Beyond this, have there been riots or even public demonstrations against the shutdown?  The political-financial crises in Europe and elsewhere in recent years have seen mass protests and street riots (Spain, Brazil, Greece, Bulgaria, etc).  Where is Occupy Wall Street when Obama needs them?  To the contrary, much more of the political energy appears to be on the Tea Party side right now.  Pretty clearly the shutdown terrifies liberals and journalists—and that’s about it.

Of course, it might be pointed out that this is a faux-shutdown: 80 percent of the government is up and running.  This is analogous to TSA airport security: it is shutdown theater rather than the real thing.  Stop sending Social Security checks and see what happens.

A fair point, but this leads to the next big question: which party most needs the government to be up and running?  Ask yourself which party is the party of government and you’ll know the answer.  With 90 percent of the EPA furloughed, what’s the downside here for Republicans?

More seriously, to the extent that shutdown and “government dysfunction” in Washington causes the public to hold Washington in even greater disgust than usual, who does this hurt the most?  Democrats need the public to have some degree of confidence in government for their expansive schemes to succeed.  Which brings me to the latest soundings on public opinion that Karlyn Bowman and Andrew Rugg have put together and displayed in the charts below. 

Bottom line: public confidence in Washington D.C. is at lows not seen since the 1970s.  (And we know what happened at the end of that decade.)

The takeaway?  I think a competent GOP leadership could make this into a net win in 2014 for the GOP.

Which means we’re screwed.

But for the Tea Party, anyway.

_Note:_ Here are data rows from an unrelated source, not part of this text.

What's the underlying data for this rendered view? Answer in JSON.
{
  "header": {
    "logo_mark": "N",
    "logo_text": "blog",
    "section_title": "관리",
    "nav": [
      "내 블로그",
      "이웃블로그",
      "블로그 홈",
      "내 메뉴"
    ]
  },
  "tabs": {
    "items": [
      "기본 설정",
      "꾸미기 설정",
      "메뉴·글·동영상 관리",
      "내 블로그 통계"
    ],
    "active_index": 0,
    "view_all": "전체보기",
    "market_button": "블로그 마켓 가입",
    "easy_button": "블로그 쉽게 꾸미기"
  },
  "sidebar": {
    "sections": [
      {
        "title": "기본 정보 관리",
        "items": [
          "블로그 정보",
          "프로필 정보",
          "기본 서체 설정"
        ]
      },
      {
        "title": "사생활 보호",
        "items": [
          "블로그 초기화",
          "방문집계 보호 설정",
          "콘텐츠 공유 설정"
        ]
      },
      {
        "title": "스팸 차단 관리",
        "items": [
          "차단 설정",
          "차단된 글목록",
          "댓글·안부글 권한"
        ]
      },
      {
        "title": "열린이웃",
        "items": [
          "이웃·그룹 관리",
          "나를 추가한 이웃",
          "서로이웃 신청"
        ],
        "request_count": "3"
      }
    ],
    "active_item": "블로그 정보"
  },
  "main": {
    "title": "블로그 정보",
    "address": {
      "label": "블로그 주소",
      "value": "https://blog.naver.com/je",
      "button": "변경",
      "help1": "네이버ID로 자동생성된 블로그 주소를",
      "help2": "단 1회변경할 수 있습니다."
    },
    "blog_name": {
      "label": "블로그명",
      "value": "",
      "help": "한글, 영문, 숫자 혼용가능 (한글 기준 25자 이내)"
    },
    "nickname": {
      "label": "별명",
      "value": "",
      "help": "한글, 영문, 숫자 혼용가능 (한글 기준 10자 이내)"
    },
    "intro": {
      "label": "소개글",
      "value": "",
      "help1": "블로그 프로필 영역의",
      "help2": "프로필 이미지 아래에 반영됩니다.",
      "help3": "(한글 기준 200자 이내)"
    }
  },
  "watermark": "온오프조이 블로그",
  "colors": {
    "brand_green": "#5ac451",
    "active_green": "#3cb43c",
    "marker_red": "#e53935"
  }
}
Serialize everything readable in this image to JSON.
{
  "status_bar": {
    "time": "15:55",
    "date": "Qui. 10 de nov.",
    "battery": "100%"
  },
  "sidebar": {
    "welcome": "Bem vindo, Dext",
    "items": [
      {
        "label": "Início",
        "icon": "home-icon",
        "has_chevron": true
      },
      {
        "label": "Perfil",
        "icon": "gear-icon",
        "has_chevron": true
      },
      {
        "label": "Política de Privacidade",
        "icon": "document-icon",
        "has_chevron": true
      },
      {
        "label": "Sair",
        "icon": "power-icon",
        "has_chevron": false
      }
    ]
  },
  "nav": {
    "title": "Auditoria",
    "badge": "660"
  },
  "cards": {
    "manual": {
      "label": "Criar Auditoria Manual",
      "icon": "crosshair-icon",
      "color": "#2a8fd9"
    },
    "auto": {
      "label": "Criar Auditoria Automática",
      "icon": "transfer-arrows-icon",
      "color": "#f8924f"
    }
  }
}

Future Shock

One of the reasons the Democrats and media are working so hard to drive a wedge between the “establishment” GOP and the Tea Party is that the Tea Party wins elections and, more importantly, represents the real future of the GOP.

 Haley, a little-known state senator before being elected governor, would never have had a chance at becoming governor against the state’s good ol’ boy network of statewide officeholders. Scott would have been a long shot in his Republican primary against none other than Strom Thurmond’s youngest son. Marco Rubio, now the hyped 2016 presidential favorite, would have stepped aside to see now-Democrat Charlie Crist become the next senator, depriving the party of one of its most talented stars. Ted Cruz, the other Hispanic Republican in the Senate, would have never chanced a seemingly futile bid against Texas’s 67-year-old lieutenant governor, seen as a lock to succeed Kay Bailey Hutchison.

But all those upset victories–all of which at the time seemed shocking–took place because of the conservative grassroots’ strong sentiment for outsiders who campaigned on their principles, and not over their past political or family connections. Even a decade ago, party officials would have been more successful in pushing these outsider candidates aside, persuading them to wait their turn. (In Rubio’s case, it almost worked.) Now, in an era where grassroots politicking is as easy as ever thanks to the proliferation of social media, more control is in the hands of voters. And contrary to the ugly stereotypes of conservative activists being right-wing to the point of racist, it’s been the tea party movement that’s been behind the political success of most prominent minority Republican officeholders.

That, of course, is not the current left and media (ptr) narrative about the Tea Party.  The media, and its rhetorical camp followers in the Leftyblogosphere Stupid Caucus, have been banging the “Teh Tea Partie is teh ignerent racisst” drum for close to four years now.

And in that time, the GOP overtook the Democrats in the number of elected minorities at the state level.

This is potentially good news, in the long term.

If the GOP deserves to keep it going.

Looking at Boehner’s performance this year, I’m seeing an obstacle or two.